_Data for review_
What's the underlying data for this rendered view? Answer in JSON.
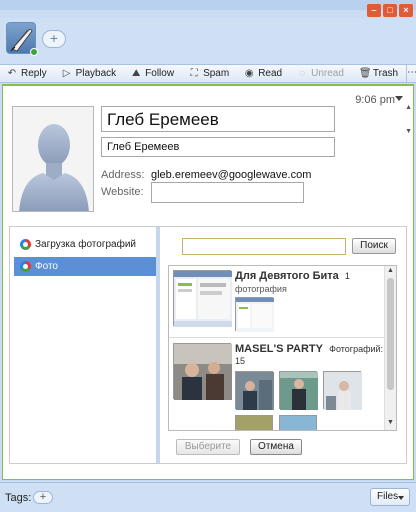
{
  "window": {
    "minimize_glyph": "–",
    "maximize_glyph": "□",
    "close_glyph": "×",
    "accent": "#e25b37"
  },
  "header": {
    "add_participant_glyph": "+",
    "online_color": "#3aa43a"
  },
  "toolbar": {
    "items": [
      {
        "label": "Reply",
        "icon": "reply-icon",
        "glyph": "↶",
        "enabled": true
      },
      {
        "label": "Playback",
        "icon": "playback-icon",
        "glyph": "▷",
        "enabled": true
      },
      {
        "label": "Follow",
        "icon": "follow-icon",
        "glyph": "⛰",
        "enabled": true
      },
      {
        "label": "Spam",
        "icon": "spam-icon",
        "glyph": "⛶",
        "enabled": true
      },
      {
        "label": "Read",
        "icon": "read-icon",
        "glyph": "◉",
        "enabled": true
      },
      {
        "label": "Unread",
        "icon": "unread-icon",
        "glyph": "◌",
        "enabled": false
      },
      {
        "label": "Trash",
        "icon": "trash-icon",
        "glyph": "🗑",
        "enabled": true
      }
    ],
    "more_glyph": "⋯"
  },
  "wave": {
    "time": "9:06 pm",
    "accent_border": "#8bbd4a"
  },
  "contact": {
    "name": "Глеб Еремеев",
    "short_name": "Глеб Еремеев",
    "address_label": "Address:",
    "address_value": "gleb.eremeev@googlewave.com",
    "website_label": "Website:",
    "website_value": ""
  },
  "gadget": {
    "sidebar": [
      {
        "label": "Загрузка фотографий",
        "active": false
      },
      {
        "label": "Фото",
        "active": true
      }
    ],
    "search": {
      "value": "",
      "button": "Поиск"
    },
    "albums": [
      {
        "title": "Для Девятого Бита",
        "count": "1",
        "subtitle": "фотография"
      },
      {
        "title": "MASEL'S PARTY",
        "count": "Фотографий: 15",
        "subtitle": ""
      }
    ],
    "choose_button": "Выберите",
    "cancel_button": "Отмена"
  },
  "footer": {
    "tags_label": "Tags:",
    "tags_add_glyph": "+",
    "files_label": "Files"
  }
}
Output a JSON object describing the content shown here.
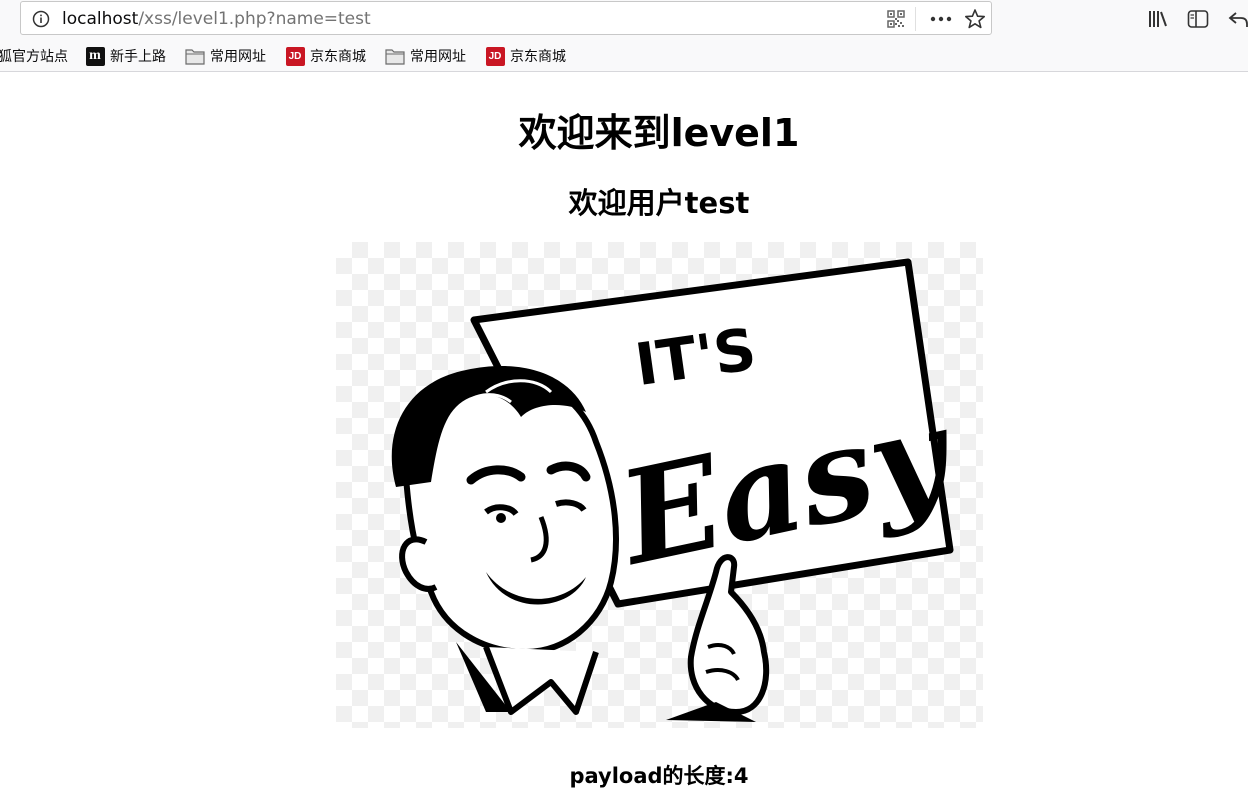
{
  "browser": {
    "url_host": "localhost",
    "url_path": "/xss/level1.php?name=test"
  },
  "bookmarks": [
    {
      "label": "狐官方站点",
      "icon": "none"
    },
    {
      "label": "新手上路",
      "icon": "m-logo-icon"
    },
    {
      "label": "常用网址",
      "icon": "folder-icon"
    },
    {
      "label": "京东商城",
      "icon": "jd-logo-icon"
    },
    {
      "label": "常用网址",
      "icon": "folder-icon"
    },
    {
      "label": "京东商城",
      "icon": "jd-logo-icon"
    }
  ],
  "page": {
    "title": "欢迎来到level1",
    "welcome": "欢迎用户test",
    "payload_length": "payload的长度:4",
    "image": {
      "sign_line1": "IT'S",
      "sign_line2": "Easy"
    }
  }
}
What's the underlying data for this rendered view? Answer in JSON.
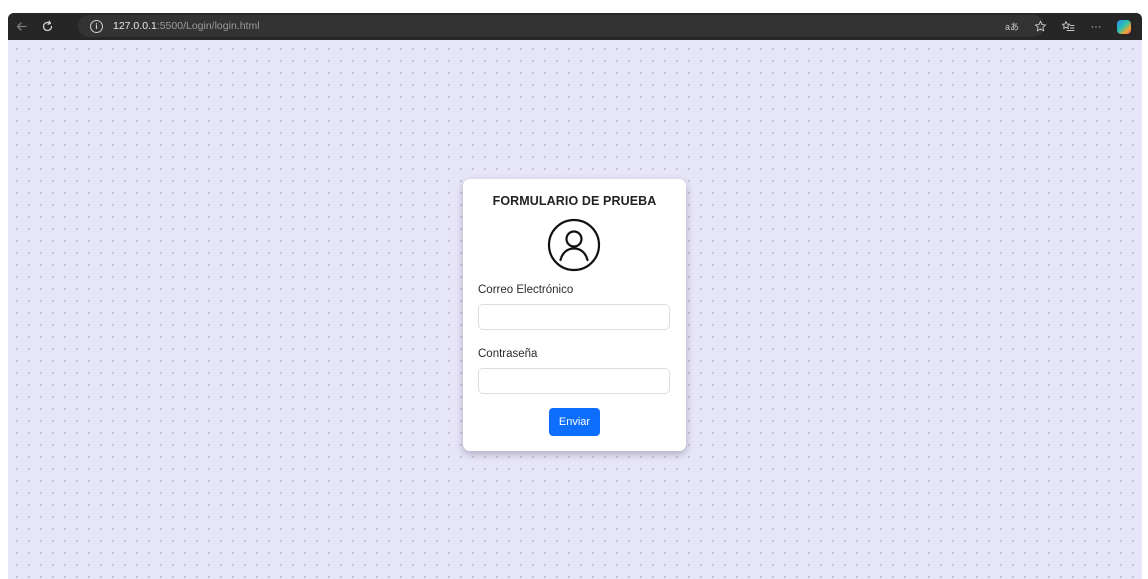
{
  "browser": {
    "url_host": "127.0.0.1",
    "url_path": ":5500/Login/login.html",
    "read_aloud_label": "aあ",
    "more_label": "···",
    "icons": [
      "back-arrow-icon",
      "reload-icon",
      "info-icon",
      "read-aloud-icon",
      "favorite-star-icon",
      "favorites-list-icon",
      "more-icon",
      "copilot-icon"
    ]
  },
  "form": {
    "title": "FORMULARIO DE PRUEBA",
    "avatar_icon": "user-circle-icon",
    "email_label": "Correo Electrónico",
    "email_value": "",
    "email_placeholder": "",
    "password_label": "Contraseña",
    "password_value": "",
    "password_placeholder": "",
    "submit_label": "Enviar"
  },
  "colors": {
    "page_background": "#e7e6f8",
    "dot_color": "#b6b5cc",
    "card_background": "#ffffff",
    "button_primary": "#0d6efd",
    "browser_toolbar": "#262626"
  }
}
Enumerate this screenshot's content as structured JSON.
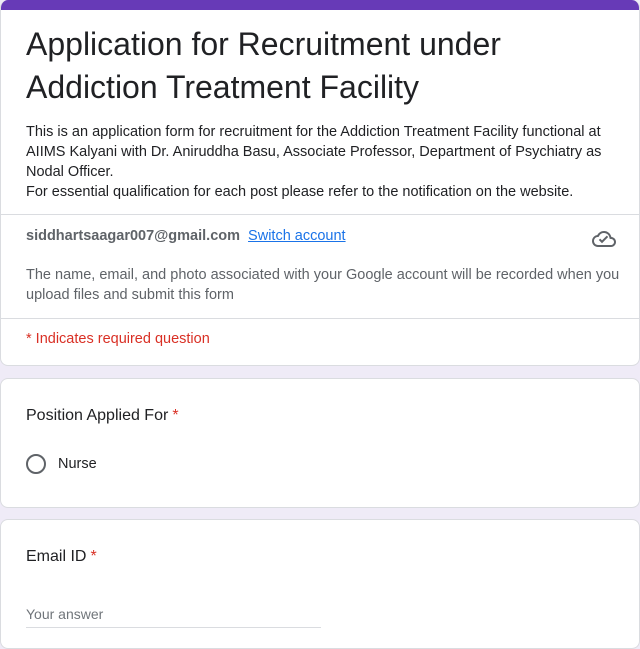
{
  "header": {
    "title": "Application for Recruitment under Addiction Treatment Facility",
    "description_lines": [
      "This is an application form for recruitment for the Addiction Treatment Facility functional at AIIMS Kalyani with Dr. Aniruddha Basu, Associate Professor, Department of Psychiatry as Nodal Officer.",
      "For essential qualification for each post please refer to the notification on the website."
    ],
    "accent_color": "#673ab7"
  },
  "account": {
    "email": "siddhartsaagar007@gmail.com",
    "switch_label": "Switch account",
    "privacy_note": "The name, email, and photo associated with your Google account will be recorded when you upload files and submit this form",
    "cloud_icon": "cloud-check-icon"
  },
  "required_note": "* Indicates required question",
  "questions": [
    {
      "title": "Position Applied For",
      "required_mark": "*",
      "options": [
        "Nurse"
      ]
    },
    {
      "title": "Email ID",
      "required_mark": "*",
      "placeholder": "Your answer"
    }
  ],
  "colors": {
    "background": "#efebf7",
    "required": "#d93025",
    "link": "#1a73e8"
  }
}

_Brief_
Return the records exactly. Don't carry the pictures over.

_The completed task_
What's the underlying data for this rendered view? Answer in JSON.
{
  "window": {
    "minimize_glyph": "–",
    "maximize_glyph": "□",
    "close_glyph": "×",
    "accent": "#e25b37"
  },
  "header": {
    "add_participant_glyph": "+",
    "online_color": "#3aa43a"
  },
  "toolbar": {
    "items": [
      {
        "label": "Reply",
        "icon": "reply-icon",
        "glyph": "↶",
        "enabled": true
      },
      {
        "label": "Playback",
        "icon": "playback-icon",
        "glyph": "▷",
        "enabled": true
      },
      {
        "label": "Follow",
        "icon": "follow-icon",
        "glyph": "⛰",
        "enabled": true
      },
      {
        "label": "Spam",
        "icon": "spam-icon",
        "glyph": "⛶",
        "enabled": true
      },
      {
        "label": "Read",
        "icon": "read-icon",
        "glyph": "◉",
        "enabled": true
      },
      {
        "label": "Unread",
        "icon": "unread-icon",
        "glyph": "◌",
        "enabled": false
      },
      {
        "label": "Trash",
        "icon": "trash-icon",
        "glyph": "🗑",
        "enabled": true
      }
    ],
    "more_glyph": "⋯"
  },
  "wave": {
    "time": "9:06 pm",
    "accent_border": "#8bbd4a"
  },
  "contact": {
    "name": "Глеб Еремеев",
    "short_name": "Глеб Еремеев",
    "address_label": "Address:",
    "address_value": "gleb.eremeev@googlewave.com",
    "website_label": "Website:",
    "website_value": ""
  },
  "gadget": {
    "sidebar": [
      {
        "label": "Загрузка фотографий",
        "active": false
      },
      {
        "label": "Фото",
        "active": true
      }
    ],
    "search": {
      "value": "",
      "button": "Поиск"
    },
    "albums": [
      {
        "title": "Для Девятого Бита",
        "count": "1",
        "subtitle": "фотография"
      },
      {
        "title": "MASEL'S PARTY",
        "count": "Фотографий: 15",
        "subtitle": ""
      }
    ],
    "choose_button": "Выберите",
    "cancel_button": "Отмена"
  },
  "footer": {
    "tags_label": "Tags:",
    "tags_add_glyph": "+",
    "files_label": "Files"
  }
}
Output a JSON object describing the content shown here.
{
  "browser": {
    "url_host": "localhost",
    "url_path": "/xss/level1.php?name=test"
  },
  "bookmarks": [
    {
      "label": "狐官方站点",
      "icon": "none"
    },
    {
      "label": "新手上路",
      "icon": "m-logo-icon"
    },
    {
      "label": "常用网址",
      "icon": "folder-icon"
    },
    {
      "label": "京东商城",
      "icon": "jd-logo-icon"
    },
    {
      "label": "常用网址",
      "icon": "folder-icon"
    },
    {
      "label": "京东商城",
      "icon": "jd-logo-icon"
    }
  ],
  "page": {
    "title": "欢迎来到level1",
    "welcome": "欢迎用户test",
    "payload_length": "payload的长度:4",
    "image": {
      "sign_line1": "IT'S",
      "sign_line2": "Easy"
    }
  }
}
What's the underlying data for this rendered view? Answer in JSON.
{
  "browser": {
    "url_host": "127.0.0.1",
    "url_path": ":5500/Login/login.html",
    "read_aloud_label": "aあ",
    "more_label": "···",
    "icons": [
      "back-arrow-icon",
      "reload-icon",
      "info-icon",
      "read-aloud-icon",
      "favorite-star-icon",
      "favorites-list-icon",
      "more-icon",
      "copilot-icon"
    ]
  },
  "form": {
    "title": "FORMULARIO DE PRUEBA",
    "avatar_icon": "user-circle-icon",
    "email_label": "Correo Electrónico",
    "email_value": "",
    "email_placeholder": "",
    "password_label": "Contraseña",
    "password_value": "",
    "password_placeholder": "",
    "submit_label": "Enviar"
  },
  "colors": {
    "page_background": "#e7e6f8",
    "dot_color": "#b6b5cc",
    "card_background": "#ffffff",
    "button_primary": "#0d6efd",
    "browser_toolbar": "#262626"
  }
}
Enumerate this screenshot's content as structured JSON.
{
  "header": {
    "title": "Application for Recruitment under Addiction Treatment Facility",
    "description_lines": [
      "This is an application form for recruitment for the Addiction Treatment Facility functional at AIIMS Kalyani with Dr. Aniruddha Basu, Associate Professor, Department of Psychiatry as Nodal Officer.",
      "For essential qualification for each post please refer to the notification on the website."
    ],
    "accent_color": "#673ab7"
  },
  "account": {
    "email": "siddhartsaagar007@gmail.com",
    "switch_label": "Switch account",
    "privacy_note": "The name, email, and photo associated with your Google account will be recorded when you upload files and submit this form",
    "cloud_icon": "cloud-check-icon"
  },
  "required_note": "* Indicates required question",
  "questions": [
    {
      "title": "Position Applied For",
      "required_mark": "*",
      "options": [
        "Nurse"
      ]
    },
    {
      "title": "Email ID",
      "required_mark": "*",
      "placeholder": "Your answer"
    }
  ],
  "colors": {
    "background": "#efebf7",
    "required": "#d93025",
    "link": "#1a73e8"
  }
}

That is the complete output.